**Entries taken from a collection:**
--------------------

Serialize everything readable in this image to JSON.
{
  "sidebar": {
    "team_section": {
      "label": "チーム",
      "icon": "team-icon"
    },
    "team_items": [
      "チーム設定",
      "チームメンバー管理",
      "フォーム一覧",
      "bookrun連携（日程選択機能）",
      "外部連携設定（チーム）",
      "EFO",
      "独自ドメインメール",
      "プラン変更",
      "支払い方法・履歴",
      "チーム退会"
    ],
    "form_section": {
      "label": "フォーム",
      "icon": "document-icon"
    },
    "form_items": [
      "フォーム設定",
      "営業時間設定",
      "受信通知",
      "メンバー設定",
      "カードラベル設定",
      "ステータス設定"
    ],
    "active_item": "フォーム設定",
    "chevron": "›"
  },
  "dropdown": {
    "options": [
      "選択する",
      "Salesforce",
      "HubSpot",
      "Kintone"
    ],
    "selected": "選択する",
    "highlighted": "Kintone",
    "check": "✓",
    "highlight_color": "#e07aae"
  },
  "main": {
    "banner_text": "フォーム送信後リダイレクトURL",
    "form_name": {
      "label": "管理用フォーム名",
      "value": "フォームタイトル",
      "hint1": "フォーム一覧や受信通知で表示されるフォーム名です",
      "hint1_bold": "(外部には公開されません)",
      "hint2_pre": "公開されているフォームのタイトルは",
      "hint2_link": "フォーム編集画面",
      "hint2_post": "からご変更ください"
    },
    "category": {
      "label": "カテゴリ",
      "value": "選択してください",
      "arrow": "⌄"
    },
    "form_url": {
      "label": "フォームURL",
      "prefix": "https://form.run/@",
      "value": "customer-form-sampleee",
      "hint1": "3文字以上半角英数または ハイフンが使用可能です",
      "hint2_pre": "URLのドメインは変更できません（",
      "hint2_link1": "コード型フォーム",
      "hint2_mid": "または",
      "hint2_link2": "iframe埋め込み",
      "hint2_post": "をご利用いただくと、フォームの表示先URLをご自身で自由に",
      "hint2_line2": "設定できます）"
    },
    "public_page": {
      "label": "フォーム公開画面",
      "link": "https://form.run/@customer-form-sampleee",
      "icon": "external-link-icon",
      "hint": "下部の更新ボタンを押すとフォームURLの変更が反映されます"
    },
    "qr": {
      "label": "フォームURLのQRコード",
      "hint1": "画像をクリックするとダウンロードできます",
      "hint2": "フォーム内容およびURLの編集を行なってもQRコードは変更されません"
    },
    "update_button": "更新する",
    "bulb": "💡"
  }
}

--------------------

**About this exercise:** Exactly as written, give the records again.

**Exercise solution:**
Serialize everything readable in this image to JSON.
{
  "sidebar": {
    "team_section": {
      "label": "チーム",
      "icon": "team-icon"
    },
    "team_items": [
      "チーム設定",
      "チームメンバー管理",
      "フォーム一覧",
      "bookrun連携（日程選択機能）",
      "外部連携設定（チーム）",
      "EFO",
      "独自ドメインメール",
      "プラン変更",
      "支払い方法・履歴",
      "チーム退会"
    ],
    "form_section": {
      "label": "フォーム",
      "icon": "document-icon"
    },
    "form_items": [
      "フォーム設定",
      "営業時間設定",
      "受信通知",
      "メンバー設定",
      "カードラベル設定",
      "ステータス設定"
    ],
    "active_item": "フォーム設定",
    "chevron": "›"
  },
  "dropdown": {
    "options": [
      "選択する",
      "Salesforce",
      "HubSpot",
      "Kintone"
    ],
    "selected": "選択する",
    "highlighted": "Kintone",
    "check": "✓",
    "highlight_color": "#e07aae"
  },
  "main": {
    "banner_text": "フォーム送信後リダイレクトURL",
    "form_name": {
      "label": "管理用フォーム名",
      "value": "フォームタイトル",
      "hint1": "フォーム一覧や受信通知で表示されるフォーム名です",
      "hint1_bold": "(外部には公開されません)",
      "hint2_pre": "公開されているフォームのタイトルは",
      "hint2_link": "フォーム編集画面",
      "hint2_post": "からご変更ください"
    },
    "category": {
      "label": "カテゴリ",
      "value": "選択してください",
      "arrow": "⌄"
    },
    "form_url": {
      "label": "フォームURL",
      "prefix": "https://form.run/@",
      "value": "customer-form-sampleee",
      "hint1": "3文字以上半角英数または ハイフンが使用可能です",
      "hint2_pre": "URLのドメインは変更できません（",
      "hint2_link1": "コード型フォーム",
      "hint2_mid": "または",
      "hint2_link2": "iframe埋め込み",
      "hint2_post": "をご利用いただくと、フォームの表示先URLをご自身で自由に",
      "hint2_line2": "設定できます）"
    },
    "public_page": {
      "label": "フォーム公開画面",
      "link": "https://form.run/@customer-form-sampleee",
      "icon": "external-link-icon",
      "hint": "下部の更新ボタンを押すとフォームURLの変更が反映されます"
    },
    "qr": {
      "label": "フォームURLのQRコード",
      "hint1": "画像をクリックするとダウンロードできます",
      "hint2": "フォーム内容およびURLの編集を行なってもQRコードは変更されません"
    },
    "update_button": "更新する",
    "bulb": "💡"
  }
}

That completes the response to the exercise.